App and web page records
━━━━━━━━━━━━━━━━━━━━━━━━━━━━━━

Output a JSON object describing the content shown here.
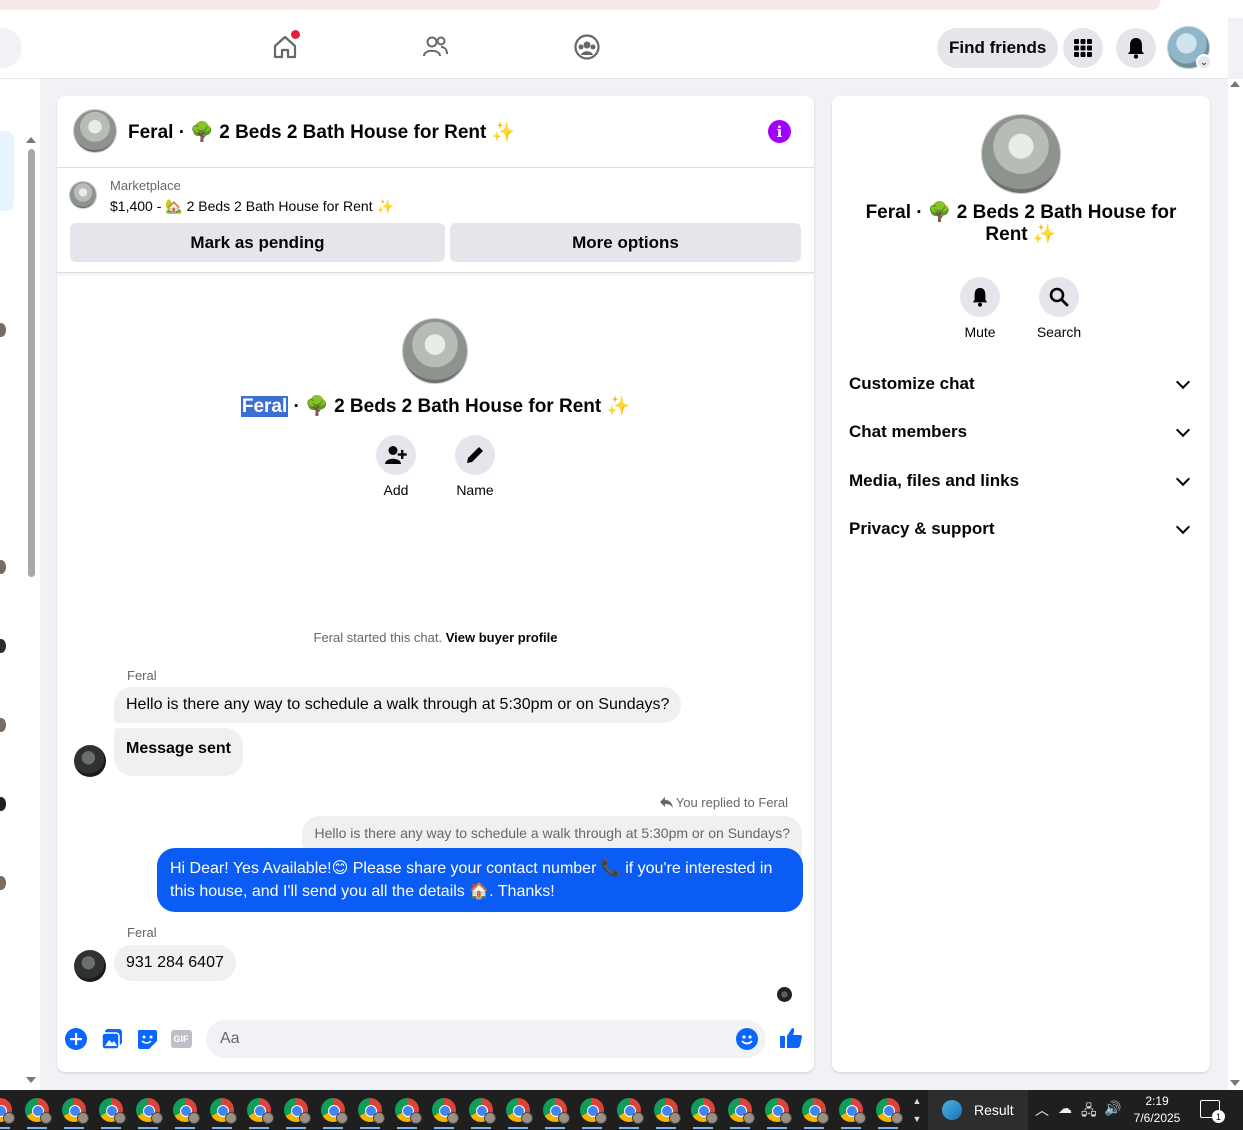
{
  "nav": {
    "find_friends": "Find friends"
  },
  "chat": {
    "title": "Feral · 🌳 2 Beds 2 Bath House for Rent ✨",
    "marketplace_label": "Marketplace",
    "listing": "$1,400 - 🏡 2 Beds 2 Bath House for Rent ✨",
    "mark_pending": "Mark as pending",
    "more_options": "More options",
    "intro_name_highlight": "Feral",
    "intro_title_rest": " · 🌳 2 Beds 2 Bath House for Rent ✨",
    "add_label": "Add",
    "name_label": "Name",
    "started_text": "Feral started this chat. ",
    "view_buyer": "View buyer profile",
    "messages": {
      "sender1": "Feral",
      "msg1": "Hello is there any way to schedule a walk through at 5:30pm or on Sundays?",
      "msg2": "Message sent",
      "replied_label": "You replied to Feral",
      "quoted": "Hello is there any way to schedule a walk through at 5:30pm or on Sundays?",
      "reply": "Hi Dear! Yes Available!😊 Please share your contact number 📞 if you're interested in this house, and I'll send you all the details 🏠. Thanks!",
      "sender2": "Feral",
      "msg3": "931 284 6407"
    },
    "composer_placeholder": "Aa",
    "gif_label": "GIF"
  },
  "right_panel": {
    "title": "Feral · 🌳 2 Beds 2 Bath House for Rent ✨",
    "mute": "Mute",
    "search": "Search",
    "sections": [
      "Customize chat",
      "Chat members",
      "Media, files and links",
      "Privacy & support"
    ]
  },
  "taskbar": {
    "result_label": "Result",
    "time": "2:19",
    "date": "7/6/2025",
    "notif_count": "1"
  },
  "colors": {
    "messenger_blue": "#0a5cf5",
    "info_purple": "#a200ff",
    "bubble_gray": "#f0f0f0"
  }
}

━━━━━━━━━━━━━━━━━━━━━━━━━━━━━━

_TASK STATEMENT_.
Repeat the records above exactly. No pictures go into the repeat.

_REPLY_.
Output a JSON object describing the content shown here.
{
  "nav": {
    "find_friends": "Find friends"
  },
  "chat": {
    "title": "Feral · 🌳 2 Beds 2 Bath House for Rent ✨",
    "marketplace_label": "Marketplace",
    "listing": "$1,400 - 🏡 2 Beds 2 Bath House for Rent ✨",
    "mark_pending": "Mark as pending",
    "more_options": "More options",
    "intro_name_highlight": "Feral",
    "intro_title_rest": " · 🌳 2 Beds 2 Bath House for Rent ✨",
    "add_label": "Add",
    "name_label": "Name",
    "started_text": "Feral started this chat. ",
    "view_buyer": "View buyer profile",
    "messages": {
      "sender1": "Feral",
      "msg1": "Hello is there any way to schedule a walk through at 5:30pm or on Sundays?",
      "msg2": "Message sent",
      "replied_label": "You replied to Feral",
      "quoted": "Hello is there any way to schedule a walk through at 5:30pm or on Sundays?",
      "reply": "Hi Dear! Yes Available!😊 Please share your contact number 📞 if you're interested in this house, and I'll send you all the details 🏠. Thanks!",
      "sender2": "Feral",
      "msg3": "931 284 6407"
    },
    "composer_placeholder": "Aa",
    "gif_label": "GIF"
  },
  "right_panel": {
    "title": "Feral · 🌳 2 Beds 2 Bath House for Rent ✨",
    "mute": "Mute",
    "search": "Search",
    "sections": [
      "Customize chat",
      "Chat members",
      "Media, files and links",
      "Privacy & support"
    ]
  },
  "taskbar": {
    "result_label": "Result",
    "time": "2:19",
    "date": "7/6/2025",
    "notif_count": "1"
  },
  "colors": {
    "messenger_blue": "#0a5cf5",
    "info_purple": "#a200ff",
    "bubble_gray": "#f0f0f0"
  }
}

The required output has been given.